RM: That’s a great question: The world is very different this year, and I'm really thankful for this opportunity to turn inward and interrogate my privilege, to ask myself hard questions and to do the work unlearning systemic racism that we’re all inundated with from birth. I’m mixed-race, so these conversations hit close to home for me, too. My intersectional identity is a blessing—it allows me to be a bridge between different groups. Between Arabs and Americans, between upper and lower class, between folks from the South and people in big coastal cities, between gays and non-binary people, and between religious straight cisgender people and Brooklyn polyamorous Wiccan couch-surfing freegans. It’s not my job to educate, but I find joy in changing hearts and minds and teaching people about others. That’s what this month has been about for me. Yes, it has been less public in terms of sharing my work on Instagram, but it’s been more heart-to-heart, personal conversations with friends and family about how we can do better and why this movement is important. Pride started as a protest, from Black and Brown trans and gender non-conforming folks who said, “Enough is enough.” We cannot leave these members of our community behind, and I have been so proud to see the LGBTQIA+ community use Pride month as a platform for these conversations. 

Create: And has sheltering-in-place or quarantining changed your creative routine at all? 

RM: Since this quarantine began, I've really returned to cooking as a way of expressing my creativity.
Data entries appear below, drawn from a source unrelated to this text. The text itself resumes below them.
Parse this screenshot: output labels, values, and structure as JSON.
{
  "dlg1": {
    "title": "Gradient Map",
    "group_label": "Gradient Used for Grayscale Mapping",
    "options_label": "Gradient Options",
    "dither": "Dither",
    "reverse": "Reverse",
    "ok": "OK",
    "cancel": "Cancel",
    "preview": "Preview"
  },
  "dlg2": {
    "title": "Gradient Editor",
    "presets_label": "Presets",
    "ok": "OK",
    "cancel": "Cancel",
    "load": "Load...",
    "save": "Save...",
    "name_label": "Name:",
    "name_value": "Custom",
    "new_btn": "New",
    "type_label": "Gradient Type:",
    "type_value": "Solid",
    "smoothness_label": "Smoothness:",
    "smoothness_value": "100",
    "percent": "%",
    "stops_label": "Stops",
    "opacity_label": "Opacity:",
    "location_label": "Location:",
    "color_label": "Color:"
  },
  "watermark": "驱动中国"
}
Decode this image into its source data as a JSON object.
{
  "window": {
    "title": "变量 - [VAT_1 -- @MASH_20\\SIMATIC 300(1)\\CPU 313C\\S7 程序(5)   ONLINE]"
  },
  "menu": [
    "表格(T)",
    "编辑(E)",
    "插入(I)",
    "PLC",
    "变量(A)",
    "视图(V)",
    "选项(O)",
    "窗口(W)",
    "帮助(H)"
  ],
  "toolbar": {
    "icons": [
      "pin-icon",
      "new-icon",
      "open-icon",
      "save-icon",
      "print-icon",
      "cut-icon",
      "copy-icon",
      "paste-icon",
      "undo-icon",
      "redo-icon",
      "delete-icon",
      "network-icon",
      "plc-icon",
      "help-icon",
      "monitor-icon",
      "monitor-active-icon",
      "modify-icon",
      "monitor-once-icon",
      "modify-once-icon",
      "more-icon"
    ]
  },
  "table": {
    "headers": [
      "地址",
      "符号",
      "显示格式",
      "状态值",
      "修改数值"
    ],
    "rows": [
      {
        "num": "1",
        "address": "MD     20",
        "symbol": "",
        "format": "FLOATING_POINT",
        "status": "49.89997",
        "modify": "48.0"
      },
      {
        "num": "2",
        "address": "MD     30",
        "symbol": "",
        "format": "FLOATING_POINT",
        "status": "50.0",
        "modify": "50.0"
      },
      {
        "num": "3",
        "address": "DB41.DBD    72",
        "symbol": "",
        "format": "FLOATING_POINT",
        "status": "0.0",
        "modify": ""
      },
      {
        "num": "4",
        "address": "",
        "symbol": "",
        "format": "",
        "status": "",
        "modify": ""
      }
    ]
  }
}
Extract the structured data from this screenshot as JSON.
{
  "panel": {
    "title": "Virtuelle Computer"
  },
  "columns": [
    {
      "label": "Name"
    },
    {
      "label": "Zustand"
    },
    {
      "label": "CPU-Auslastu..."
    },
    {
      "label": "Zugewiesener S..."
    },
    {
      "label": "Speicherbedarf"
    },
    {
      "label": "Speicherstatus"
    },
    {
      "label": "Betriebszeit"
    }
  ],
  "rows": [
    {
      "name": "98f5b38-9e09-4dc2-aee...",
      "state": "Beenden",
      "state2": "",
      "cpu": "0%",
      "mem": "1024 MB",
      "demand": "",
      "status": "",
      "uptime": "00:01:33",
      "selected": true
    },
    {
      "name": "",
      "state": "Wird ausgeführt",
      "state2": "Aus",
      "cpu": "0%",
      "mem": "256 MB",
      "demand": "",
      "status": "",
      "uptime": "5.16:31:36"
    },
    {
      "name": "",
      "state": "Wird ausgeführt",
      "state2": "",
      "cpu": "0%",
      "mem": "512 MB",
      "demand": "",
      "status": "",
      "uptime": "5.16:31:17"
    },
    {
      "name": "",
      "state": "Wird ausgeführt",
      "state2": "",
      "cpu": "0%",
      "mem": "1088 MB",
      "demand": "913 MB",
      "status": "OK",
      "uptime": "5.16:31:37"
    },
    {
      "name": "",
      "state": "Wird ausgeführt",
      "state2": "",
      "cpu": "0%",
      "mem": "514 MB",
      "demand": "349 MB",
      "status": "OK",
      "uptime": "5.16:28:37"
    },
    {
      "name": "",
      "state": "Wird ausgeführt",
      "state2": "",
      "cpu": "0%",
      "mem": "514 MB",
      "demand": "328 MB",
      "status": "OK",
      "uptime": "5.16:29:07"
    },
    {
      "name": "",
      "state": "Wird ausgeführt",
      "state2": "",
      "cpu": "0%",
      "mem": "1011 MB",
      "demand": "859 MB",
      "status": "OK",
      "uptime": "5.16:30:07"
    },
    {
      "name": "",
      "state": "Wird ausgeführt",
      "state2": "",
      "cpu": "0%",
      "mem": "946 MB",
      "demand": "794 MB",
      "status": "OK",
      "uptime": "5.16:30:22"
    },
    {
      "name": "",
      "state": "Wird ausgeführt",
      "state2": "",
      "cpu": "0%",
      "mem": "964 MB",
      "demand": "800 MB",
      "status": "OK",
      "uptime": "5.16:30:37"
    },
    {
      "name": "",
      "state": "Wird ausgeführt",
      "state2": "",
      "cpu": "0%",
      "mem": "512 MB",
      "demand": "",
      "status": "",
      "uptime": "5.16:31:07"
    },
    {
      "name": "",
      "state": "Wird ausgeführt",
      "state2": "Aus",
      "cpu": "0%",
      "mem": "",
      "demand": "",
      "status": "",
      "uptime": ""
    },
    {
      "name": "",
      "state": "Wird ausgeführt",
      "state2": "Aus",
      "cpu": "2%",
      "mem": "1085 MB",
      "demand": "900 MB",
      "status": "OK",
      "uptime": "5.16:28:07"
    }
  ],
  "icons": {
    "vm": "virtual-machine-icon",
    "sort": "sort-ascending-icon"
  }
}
I feel like I’m always thinking about food and what I'm going to cook next. I mean, I've always been a foodie but now that I'm designing my own menus and cooking three meals a day, it has been a real treat to have a chance to practice cooking and to show love to my partner through a beautiful meal. 

photography of a model in a shower, making a rainbow shape, digitally altered with rainbow colors, by Ramzy Masri

Masri works with both digital and practical effects in their work. This image, for instance, was created in their shower. They explain, “I put on a raincoat and had my fiancé photograph me through the fogged-up glass as I created a rainbow shape. In Photoshop on my tablet, I painted the colors using brushes and various blend modes. I added the drips and some overall color effects, and voilà!” Check out this Instagram story to go behind-the-scenes and see more of how the image was made. 

Create: Let’s talk about the filters: What inspired you as you were creating them? 

RM: The filters are all about giving people visual tools to express their unique identities. I think folks forget how many unique identities are in the LGBTQIA+ community. Most people default to gay, but we also represent asexual, pansexual, trans, non-binary, and more. Each of these distinct groups has their own flag, and I wanted to create a lens that honors this diversity. Also, you can be trans and pansexual. Or non-binary and lesbian. So the filters allow this layering that instantly visually communicates a person’s nuanced intersectional identity. You can layer the flags together to tell a story—I created the lens in Photoshop, using semi-transparent masks and gradients.

Image with Photoshop Camera filter by Ramzy Masri applied.
Image with Photoshop Camera filter by Ramzy Masri applied.

Images shown have Masri’s Photoshop Camera lens effect applied. Masri designed the lens to allow people to express their identities, through colors of the flags of the LGBTQIA+ community. 

Image with Photoshop Camera filter by Ramzy Masri applied.

Create: How do you hope people feel about the lens and use it?

RM: I hope that it helps people to feel proud about their uniqueness. That's what Pride is all about! 


Follow Masri, a.k.a. @space.ram, on Instagram and Tik Tok to stay up-to-date on upcoming projects—and put some color in your feed! 

You may also like